In the future, further studies should be conducted to gather more evidence on the effectiveness of alkaline foods against metabolic disorders like diabetes mellitus.
Regulating organic acid production and proton clearance is important for the prevention of acidic conditions in body fluids, and for the improvement of metabolic dysfunction and physical performance. Interstitial fluid pH, more than the intracellular and blood pH, can readily be reduced by acid stress, which may lead to the development of metabolic diseases. Appropriate diet and several bioactive factors have the potential to maintain pH, which might be associated with the activation of proton transporters, such as MCT and NHE, and to improve the pH-buffering capacity and blood flow. However, further studies are required to examine the contributions of various diets to pH homeostasis and metabolic health.
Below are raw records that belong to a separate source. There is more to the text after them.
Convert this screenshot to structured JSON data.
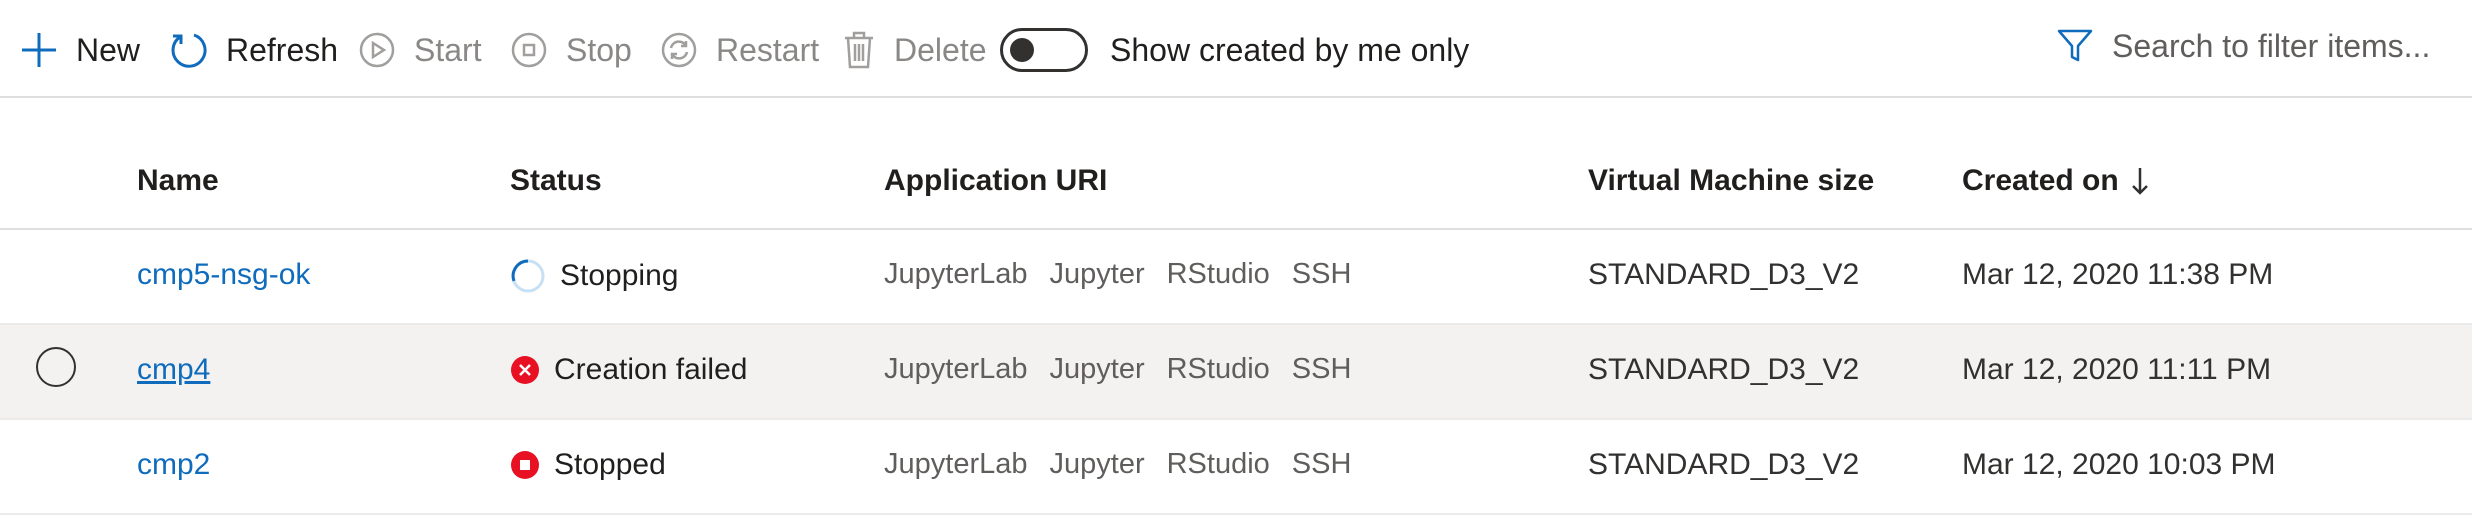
{
  "toolbar": {
    "new_label": "New",
    "refresh_label": "Refresh",
    "start_label": "Start",
    "stop_label": "Stop",
    "restart_label": "Restart",
    "delete_label": "Delete",
    "toggle_label": "Show created by me only",
    "toggle_on": false,
    "search_placeholder": "Search to filter items..."
  },
  "table": {
    "columns": {
      "name": "Name",
      "status": "Status",
      "uri": "Application URI",
      "vm_size": "Virtual Machine size",
      "created": "Created on"
    },
    "sort_column": "created",
    "sort_direction": "descending",
    "rows": [
      {
        "name": "cmp5-nsg-ok",
        "status": "Stopping",
        "status_icon": "spinner-icon",
        "uris": [
          "JupyterLab",
          "Jupyter",
          "RStudio",
          "SSH"
        ],
        "vm_size": "STANDARD_D3_V2",
        "created": "Mar 12, 2020 11:38 PM"
      },
      {
        "name": "cmp4",
        "status": "Creation failed",
        "status_icon": "error-icon",
        "uris": [
          "JupyterLab",
          "Jupyter",
          "RStudio",
          "SSH"
        ],
        "vm_size": "STANDARD_D3_V2",
        "created": "Mar 12, 2020 11:11 PM"
      },
      {
        "name": "cmp2",
        "status": "Stopped",
        "status_icon": "stopped-icon",
        "uris": [
          "JupyterLab",
          "Jupyter",
          "RStudio",
          "SSH"
        ],
        "vm_size": "STANDARD_D3_V2",
        "created": "Mar 12, 2020 10:03 PM"
      }
    ]
  },
  "colors": {
    "link": "#0f6cbd",
    "accent_icon": "#0f6cbd",
    "error": "#e81123",
    "disabled": "#8a8886",
    "selected_row": "#f3f2f1"
  }
}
CONFLICTS OF INTEREST
The authors declare they have no conflicts of interest.
W.A. and Y.M. planned the whole designs of the article and wrote the manuscript. X.Z. and J.B.X. contributed to validation of the contents.
This work was supported by Grants-in-Aid from
Cite this article
TY - JOUR AU - Wataru Aoi AU - Xiaobo Zou AU - Jian Bo Xiao AU - Yoshinori Marunaka PY - 2019 DA - 2019/10 TI - Body Fluid pH Balance in Metabolic Health and Possible Benefits of Dietary Alkaline Foods JO - eFood SP - 12 EP - 23 VL - 1 IS - 1 SN - 2666-3066 UR - https://doi.org/10.2991/efood.k.190924.001 DO - https://doi.org/10.2991/efood.k.190924.001 ID - Aoi2019 ER -